Here’s another way to look at it: In college, on your first day of class, there was no guarantee that you would pass the class. You didn’t have any prior knowledge of what was taught in the class other than the course title you read when registering for it. You even paid for the class knowing very well that you could fail. If you failed, you’d have to take it again next semester, which meant you had to pay AGAIN for that class. Regardless of whether you wanted to do it or felt you had to do it, you paid for a class knowing you didn’t have a guaranteed chance of passing. But either way, you had believed in yourself because you told yourself you had to pass this class in order to get your college degree. That was enough to push yourself. This means there was a point where you believed you could succeed at something and you had taken that leap of faith to make it happen.

When you look at it this way, how is it different from taking a chance with investing? You could try your first investment, and if it fails, you’ll learn why you failed. It only makes sense to try again because the second time around you’ll be smarter than you were to begin with. Just like if you failed a class the first time, you’d probably pass it the second time around because you would be aware of where you made your mistakes during the first time around. You understood the pain of failing so you made sure it didn’t happen again. But would this drive and motivation have come if didn’t understand what it was like to fail?

Investments are virtually no different from take a college course for the first time. In fact, I would argue to say that investing is likely easier to learn provided that you are willing to see where you made your mistake and learn from it. Investing has an advantage in the sense that tons of research material readily available before you take the leap. A class is worse…you probably never did a Google search on your course first – you simply took it because you had to. Once you got started, you were determined to pass. Action was taken and you told yourself you had to succeed.

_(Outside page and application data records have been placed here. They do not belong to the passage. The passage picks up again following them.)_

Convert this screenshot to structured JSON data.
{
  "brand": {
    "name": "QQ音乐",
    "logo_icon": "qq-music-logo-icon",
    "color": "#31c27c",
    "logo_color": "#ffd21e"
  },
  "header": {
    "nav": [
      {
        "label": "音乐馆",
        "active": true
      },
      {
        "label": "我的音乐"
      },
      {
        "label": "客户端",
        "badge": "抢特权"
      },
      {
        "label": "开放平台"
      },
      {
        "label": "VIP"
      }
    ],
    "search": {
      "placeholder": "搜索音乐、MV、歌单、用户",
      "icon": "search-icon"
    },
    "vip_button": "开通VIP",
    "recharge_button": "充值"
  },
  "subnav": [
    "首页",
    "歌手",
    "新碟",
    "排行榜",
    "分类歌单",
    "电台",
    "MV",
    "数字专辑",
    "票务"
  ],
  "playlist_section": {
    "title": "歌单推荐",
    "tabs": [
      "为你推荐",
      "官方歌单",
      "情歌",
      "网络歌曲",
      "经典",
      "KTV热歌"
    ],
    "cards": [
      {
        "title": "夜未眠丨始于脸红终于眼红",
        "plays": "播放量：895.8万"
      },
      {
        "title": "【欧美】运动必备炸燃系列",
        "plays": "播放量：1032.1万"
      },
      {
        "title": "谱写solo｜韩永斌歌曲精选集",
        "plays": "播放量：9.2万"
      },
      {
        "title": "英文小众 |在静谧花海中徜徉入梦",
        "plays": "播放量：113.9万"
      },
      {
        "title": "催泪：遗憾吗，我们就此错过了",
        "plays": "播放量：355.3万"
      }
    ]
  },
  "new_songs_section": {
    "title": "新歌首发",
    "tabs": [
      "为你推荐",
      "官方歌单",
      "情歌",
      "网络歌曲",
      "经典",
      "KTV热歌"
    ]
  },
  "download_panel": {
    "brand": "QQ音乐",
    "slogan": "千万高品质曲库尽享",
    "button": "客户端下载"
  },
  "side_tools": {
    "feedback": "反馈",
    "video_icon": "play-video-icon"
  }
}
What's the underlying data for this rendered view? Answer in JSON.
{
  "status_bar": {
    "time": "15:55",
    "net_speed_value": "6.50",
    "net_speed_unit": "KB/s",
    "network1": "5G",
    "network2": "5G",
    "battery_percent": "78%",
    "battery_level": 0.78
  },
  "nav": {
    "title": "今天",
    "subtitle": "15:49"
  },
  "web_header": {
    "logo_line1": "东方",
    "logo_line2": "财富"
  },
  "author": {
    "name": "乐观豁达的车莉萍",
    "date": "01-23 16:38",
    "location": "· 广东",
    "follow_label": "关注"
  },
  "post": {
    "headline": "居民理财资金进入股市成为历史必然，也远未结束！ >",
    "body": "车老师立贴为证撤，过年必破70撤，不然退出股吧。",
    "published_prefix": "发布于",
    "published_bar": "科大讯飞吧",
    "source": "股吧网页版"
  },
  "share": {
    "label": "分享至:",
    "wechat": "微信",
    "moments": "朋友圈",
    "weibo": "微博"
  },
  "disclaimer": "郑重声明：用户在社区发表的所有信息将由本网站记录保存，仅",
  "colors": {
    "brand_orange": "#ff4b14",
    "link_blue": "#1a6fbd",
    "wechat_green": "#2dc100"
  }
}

Bottom line: there’s no reason that investments cannot be approached in the same manner as taking a new college course.